Although he’s recently had a long period of unemployment, we’re glad to hear that McBriarty is back to work. We hope that more hard working Americans can find the same success. You can find more of McBriarty’s art on his Artzone gallery, or at Renderosity. You can also find him on Facebook.
MWP would like to thank Kevin for contributing his story and artwork and allowing us to interview him, and we wish him all the best in his new job.
Please let me know which of Kevin’s pieces is your favorite, and be sure to click on the “I heart this” button to show your love!
Burleigh has been passionate about art and has been drawing since the age of seven. He says that he received his artistic gene from his mother, who was a great artist. Burleigh’s interests led him to sign up for art classes in high school and he later had the opportunity to study art in college as well.
More recently, Burleigh has successfully transferred his traditional art skills into another realm by becoming a self taught digital artist using his favorite software tool, Bryce. He is also learning how to incorporate other software such as Adobe Photoshop, Cinema 4D, Illustrator, and Carrara into his work flow.
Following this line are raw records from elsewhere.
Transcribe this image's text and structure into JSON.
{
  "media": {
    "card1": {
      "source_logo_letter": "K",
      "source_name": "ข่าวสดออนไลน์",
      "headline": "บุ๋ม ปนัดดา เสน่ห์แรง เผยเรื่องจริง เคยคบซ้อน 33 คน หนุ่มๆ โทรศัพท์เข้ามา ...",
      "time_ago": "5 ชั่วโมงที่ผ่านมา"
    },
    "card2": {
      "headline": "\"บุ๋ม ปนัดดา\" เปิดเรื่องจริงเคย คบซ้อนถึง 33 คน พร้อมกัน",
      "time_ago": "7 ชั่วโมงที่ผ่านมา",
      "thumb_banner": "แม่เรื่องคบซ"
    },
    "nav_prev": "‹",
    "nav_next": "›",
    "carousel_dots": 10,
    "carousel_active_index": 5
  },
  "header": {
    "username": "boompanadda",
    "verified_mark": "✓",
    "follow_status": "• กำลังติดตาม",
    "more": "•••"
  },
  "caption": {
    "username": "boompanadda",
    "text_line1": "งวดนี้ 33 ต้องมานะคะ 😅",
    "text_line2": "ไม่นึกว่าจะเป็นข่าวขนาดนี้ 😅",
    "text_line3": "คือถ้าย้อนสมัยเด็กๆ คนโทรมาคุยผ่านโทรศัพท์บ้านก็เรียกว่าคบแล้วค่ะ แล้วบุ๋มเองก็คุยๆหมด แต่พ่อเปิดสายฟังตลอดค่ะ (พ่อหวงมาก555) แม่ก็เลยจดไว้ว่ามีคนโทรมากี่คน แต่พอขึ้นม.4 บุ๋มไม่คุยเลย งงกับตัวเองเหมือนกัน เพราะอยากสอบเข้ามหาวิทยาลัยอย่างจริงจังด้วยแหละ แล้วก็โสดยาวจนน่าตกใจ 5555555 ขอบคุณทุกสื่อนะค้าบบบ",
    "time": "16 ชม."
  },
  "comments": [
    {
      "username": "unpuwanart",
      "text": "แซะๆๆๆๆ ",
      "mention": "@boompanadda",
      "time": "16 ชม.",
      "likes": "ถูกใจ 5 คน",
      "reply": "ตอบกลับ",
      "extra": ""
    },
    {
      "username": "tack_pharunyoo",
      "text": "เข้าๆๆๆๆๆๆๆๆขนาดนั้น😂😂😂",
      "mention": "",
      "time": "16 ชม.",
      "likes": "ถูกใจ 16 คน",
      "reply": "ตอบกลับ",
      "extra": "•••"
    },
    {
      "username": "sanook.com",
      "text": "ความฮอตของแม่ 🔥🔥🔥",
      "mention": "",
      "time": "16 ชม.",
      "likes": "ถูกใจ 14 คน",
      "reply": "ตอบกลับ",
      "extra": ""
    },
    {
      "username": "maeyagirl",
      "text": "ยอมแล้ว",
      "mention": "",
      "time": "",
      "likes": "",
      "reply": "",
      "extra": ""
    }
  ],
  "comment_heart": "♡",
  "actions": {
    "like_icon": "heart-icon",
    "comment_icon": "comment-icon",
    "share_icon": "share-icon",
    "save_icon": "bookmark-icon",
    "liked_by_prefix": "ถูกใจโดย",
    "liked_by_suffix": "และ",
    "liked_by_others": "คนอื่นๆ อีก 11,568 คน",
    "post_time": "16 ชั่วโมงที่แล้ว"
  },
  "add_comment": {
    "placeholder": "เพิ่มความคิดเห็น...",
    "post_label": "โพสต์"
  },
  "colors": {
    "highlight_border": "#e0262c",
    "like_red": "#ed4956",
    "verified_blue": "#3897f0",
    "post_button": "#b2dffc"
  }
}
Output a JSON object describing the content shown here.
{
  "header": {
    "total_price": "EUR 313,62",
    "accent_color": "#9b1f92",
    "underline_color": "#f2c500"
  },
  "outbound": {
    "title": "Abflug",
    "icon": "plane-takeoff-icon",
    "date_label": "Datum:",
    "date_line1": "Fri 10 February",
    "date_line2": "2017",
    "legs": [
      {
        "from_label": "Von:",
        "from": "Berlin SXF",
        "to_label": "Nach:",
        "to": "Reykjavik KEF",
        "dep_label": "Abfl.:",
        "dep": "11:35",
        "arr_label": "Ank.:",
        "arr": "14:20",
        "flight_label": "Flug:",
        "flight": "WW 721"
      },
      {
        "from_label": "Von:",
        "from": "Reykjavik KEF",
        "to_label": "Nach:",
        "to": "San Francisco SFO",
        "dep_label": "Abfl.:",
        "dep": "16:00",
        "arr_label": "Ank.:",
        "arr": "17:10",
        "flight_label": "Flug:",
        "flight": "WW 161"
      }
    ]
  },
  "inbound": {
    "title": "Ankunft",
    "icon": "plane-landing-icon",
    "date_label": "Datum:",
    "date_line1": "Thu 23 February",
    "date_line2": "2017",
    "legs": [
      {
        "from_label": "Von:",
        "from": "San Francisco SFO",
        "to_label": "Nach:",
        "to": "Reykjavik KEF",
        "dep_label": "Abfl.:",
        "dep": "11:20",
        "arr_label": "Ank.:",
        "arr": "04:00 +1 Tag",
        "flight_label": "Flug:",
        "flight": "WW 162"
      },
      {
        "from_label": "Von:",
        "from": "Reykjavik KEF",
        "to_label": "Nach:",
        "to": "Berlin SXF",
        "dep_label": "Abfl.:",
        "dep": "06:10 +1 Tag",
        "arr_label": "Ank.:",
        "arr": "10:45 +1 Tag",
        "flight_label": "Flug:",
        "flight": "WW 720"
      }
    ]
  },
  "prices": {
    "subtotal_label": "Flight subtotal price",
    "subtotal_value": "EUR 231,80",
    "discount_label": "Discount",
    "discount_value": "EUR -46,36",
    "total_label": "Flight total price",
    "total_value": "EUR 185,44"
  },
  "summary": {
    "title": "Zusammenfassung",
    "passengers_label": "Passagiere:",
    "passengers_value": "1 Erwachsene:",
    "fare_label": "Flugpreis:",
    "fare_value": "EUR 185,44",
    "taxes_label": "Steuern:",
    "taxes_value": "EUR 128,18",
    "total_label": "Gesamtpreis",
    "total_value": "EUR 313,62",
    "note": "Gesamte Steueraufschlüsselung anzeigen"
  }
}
Five years ago, my son got me started with digital art. The medium I enjoy the most for now is digital, although it can be frustrating to learn at times.
When an artist says that they have all but switched to digital, it makes me curious to see their other drawings. I hope that Michael will send a couple to share.
Burleigh’s abstract style is largely inspired by his favorite artist, Salvador Dali, but also by his eye for architecture and automotive design.
I would describe Michael Burleigh as a surrealist artist leaning toward the futurism style of abstract art, and his more abstract work largely reminds me of famous Italian painter, Giacomo Balla, although Burleigh’s color palette is something completely his own. Burleigh’s surrealist art and subjects are clearly influenced by his favorite surrealist painter.
Of his work so far, Burleigh is the most proud of his surrealistic piece titled “Chess dreams”.
“Chess dreams” has a lot of artistic merit, especially in the wonderful way that he breaks up the horizon. Burleigh should feel very accomplished with this piece in his goal of being a great surrealist.
Besides some great surreal art, Burleigh has such a large number of amazing abstract pieces in his gallery that I had a hard time limiting myself to showing just a few.
MWP asked Burleigh about his abstract work, because we knew it had to be about more than just the extraordinary aesthetic balance of form and color.
My motivation in my artwork is a reflection of my emotions. I have a saying about my art, “curves of happiness and points of anger”.
With his astute focus on form, it’s no surprise that Burleigh says that he’s interested in starting to create sculpture, which he sees as the ultimate form of art.
I love the fact that [sculpture] is an art form you can not only see but you can feel and study all sides of such an art piece. It is an art form even the blind can appreciate. Unfortunately it is probably also one of the most expensive forms of art to do.
MWP would like to thank Michael for contributing his story and artwork and allowing us to interview him. We hope that our recognition will help inspire him to create more art even though we robbed him of some of his valuable time to do so.
Please let me know which of Michael’s pieces is your favorite, and I’m sure that Michael would appreciate it if you would click on the “I heart this” button to show your love.